Don’t forget, you’ll need an assortment of softboxes and attachments for your lights for maximum versatility!
Lighting equipment is a game-changer. I couldn’t do 90% of my work if I didn’t have professional lights. They are a major part of photography gear for food photographers.
As much as I try to fight it, I use my tripod so often on projects. I couldn’t create stop motion videos without it. It makes my life easier by letting me work hands-free. But most of all, it keeps my photos crisp and sharp! I use a ball head tripod so I can move my camera around at different angles without restriction. The head is also interchangeable with my overhead tripod attachment for top-down shots.
5. Tether Cable
This bright little cord is the key to ease with stop motion and to impressing clients. My clients LOVE to see their images pop up on my computer as I’m shooting. It’s easy for them to see the progress of the shoot and if anything needs adjusting that I may have not known. If I tether to my computer, I can cull and edit my images as I go, cutting back on my post-production time later.

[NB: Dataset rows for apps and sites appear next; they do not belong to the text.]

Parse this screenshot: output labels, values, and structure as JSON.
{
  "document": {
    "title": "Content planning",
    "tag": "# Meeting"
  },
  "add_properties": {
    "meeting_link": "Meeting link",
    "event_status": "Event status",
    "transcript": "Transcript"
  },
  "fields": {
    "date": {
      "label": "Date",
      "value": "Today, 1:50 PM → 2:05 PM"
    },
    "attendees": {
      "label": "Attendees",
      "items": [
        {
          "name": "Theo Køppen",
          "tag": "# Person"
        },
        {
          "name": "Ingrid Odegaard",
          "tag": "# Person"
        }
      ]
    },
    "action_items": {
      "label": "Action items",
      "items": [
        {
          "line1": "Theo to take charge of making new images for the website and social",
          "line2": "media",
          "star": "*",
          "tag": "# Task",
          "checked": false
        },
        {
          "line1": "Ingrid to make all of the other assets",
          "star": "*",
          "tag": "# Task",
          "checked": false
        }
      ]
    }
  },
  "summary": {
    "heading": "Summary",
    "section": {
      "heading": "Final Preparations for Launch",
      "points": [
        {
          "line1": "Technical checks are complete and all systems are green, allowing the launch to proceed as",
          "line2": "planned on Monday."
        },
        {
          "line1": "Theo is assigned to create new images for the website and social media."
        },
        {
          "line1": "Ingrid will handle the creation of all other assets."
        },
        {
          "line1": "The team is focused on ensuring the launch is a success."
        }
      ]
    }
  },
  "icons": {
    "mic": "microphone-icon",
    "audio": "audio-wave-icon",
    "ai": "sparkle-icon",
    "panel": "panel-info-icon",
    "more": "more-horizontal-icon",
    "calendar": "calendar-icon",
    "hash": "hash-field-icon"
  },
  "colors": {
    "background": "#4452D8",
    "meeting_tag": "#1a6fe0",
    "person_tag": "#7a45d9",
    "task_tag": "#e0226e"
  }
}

Yes, this gear is an investment, but it’s all worth it. And you don’t need to get all of this stuff right at the same time. Start out with a camera and two lenses and practice shooting. Many photographers are amazing at using natural light, but I firmly believe you need to know how to utilize both. Once you’re ready, then invest in some starter lights. You’ll be well on your way to amazing images!